My two-year-old daughter flaps her arms excitedly as the words tumble out of her mouth.
“Happy to you! Happy to you!”
That’s why we hide the mixer.
It’s not just the anticipated sugar rush that gets her going.
It’s the implied celebration.
Of a birthday.
Even her sister’s.
I’ll admit, my birthday used to be my favorite day of the year.
Right up until August 2009.
See, the thing about my birthday, the actual day of my birth, is that I don’t remember anything about it.
I’ve heard the stories, sure.
And I have documents that prove that I was there.
It’s a different story with the births of my children.
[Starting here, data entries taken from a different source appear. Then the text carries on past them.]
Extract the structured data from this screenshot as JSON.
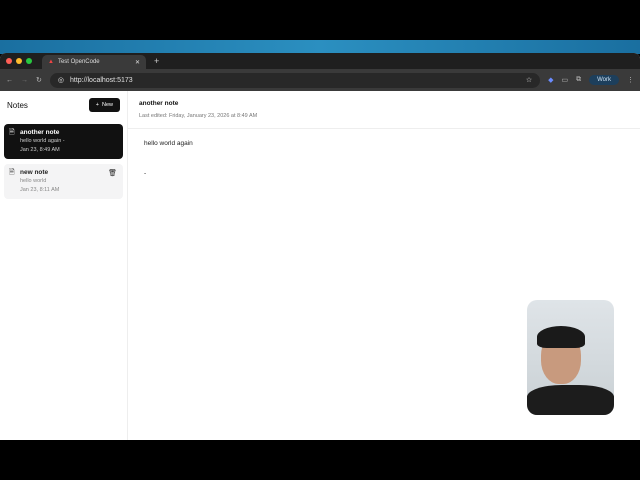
{
  "browser": {
    "tab_title": "Test OpenCode",
    "url": "http://localhost:5173",
    "profile": "Work"
  },
  "sidebar": {
    "title": "Notes",
    "new_label": "New",
    "notes": [
      {
        "title": "another note",
        "preview": "hello world again -",
        "date": "Jan 23, 8:49 AM"
      },
      {
        "title": "new note",
        "preview": "hello world",
        "date": "Jan 23, 8:11 AM"
      }
    ]
  },
  "editor": {
    "title": "another note",
    "last_edited": "Last edited: Friday, January 23, 2026 at 8:49 AM",
    "lines": [
      "hello world again",
      "-"
    ]
  }
}
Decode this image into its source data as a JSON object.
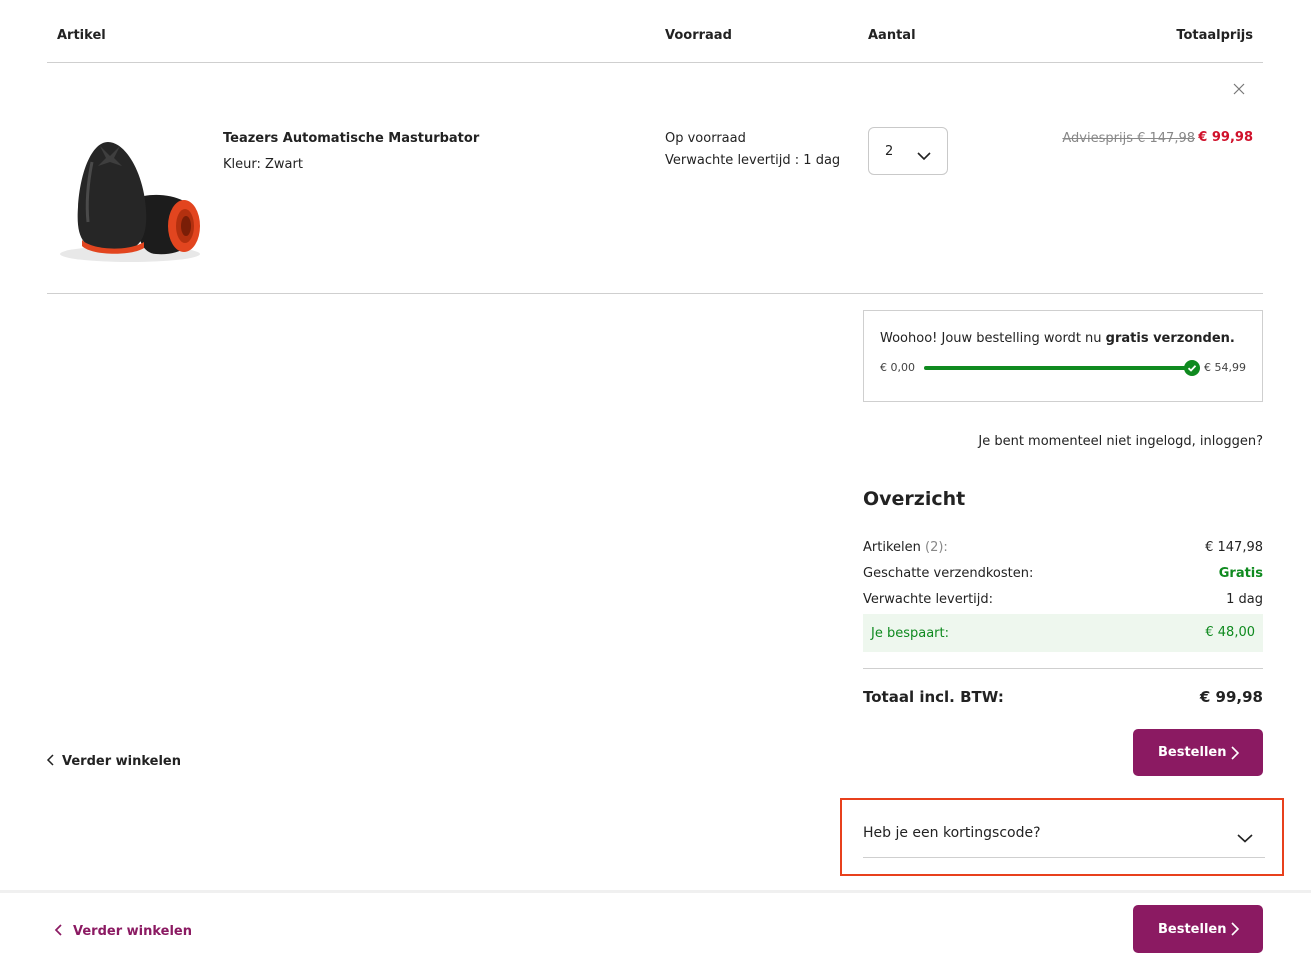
{
  "table": {
    "headers": {
      "article": "Artikel",
      "stock": "Voorraad",
      "quantity": "Aantal",
      "total_price": "Totaalprijs"
    }
  },
  "item": {
    "name": "Teazers Automatische Masturbator",
    "color": "Kleur: Zwart",
    "stock_status": "Op voorraad",
    "delivery": "Verwachte levertijd : 1 dag",
    "quantity": "2",
    "rrp": "Adviesprijs € 147,98",
    "price": "€ 99,98",
    "remove_icon": "close-icon"
  },
  "shipping": {
    "message_prefix": "Woohoo! Jouw bestelling wordt nu ",
    "message_bold": "gratis verzonden.",
    "min": "€ 0,00",
    "max": "€ 54,99",
    "progress_percent": 100
  },
  "login_prompt": "Je bent momenteel niet ingelogd, inloggen?",
  "overview": {
    "title": "Overzicht",
    "articles_label": "Artikelen",
    "articles_count": "(2):",
    "articles_value": "€ 147,98",
    "shipping_label": "Geschatte verzendkosten:",
    "shipping_value": "Gratis",
    "delivery_label": "Verwachte levertijd:",
    "delivery_value": "1 dag",
    "savings_label": "Je bespaart:",
    "savings_value": "€ 48,00",
    "total_label": "Totaal incl. BTW:",
    "total_value": "€ 99,98"
  },
  "actions": {
    "order": "Bestellen",
    "continue_shopping": "Verder winkelen"
  },
  "discount": {
    "label": "Heb je een kortingscode?"
  },
  "colors": {
    "brand": "#8b1a62",
    "sale": "#d0112b",
    "success": "#0f8a1f",
    "highlight": "#e8401c"
  }
}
My wife’s doctor leaves the OR during prep and ignores me in the Daddy chair as he nervously hustles past me down the hall.
Not a good sign.
Everything worked out fine thanks to a great team of doctors.
I remember the first cry, a healthy baby, and the wave of relief once we were back in recovery.
Like it was this morning.
Now that’s a story I can tell.
I’ll tell it to my children.
Again and again.
And it gets me thinking about your Elevator Pitch.
Because the same way your birthday is actually someone else’s story.
Your Elevator Pitch is someone else’s story.
You weren’t there to experience your product or service.
Not the way they were.
Are you trying to tell your story?
That’s why your Elevator Pitch is never quite right.
Because your Elevator Pitch is not about you.
It’s about your customers.
Get them to tell you their story.
Then tell it again and again.
To your prospects.
What are your customers’ stories?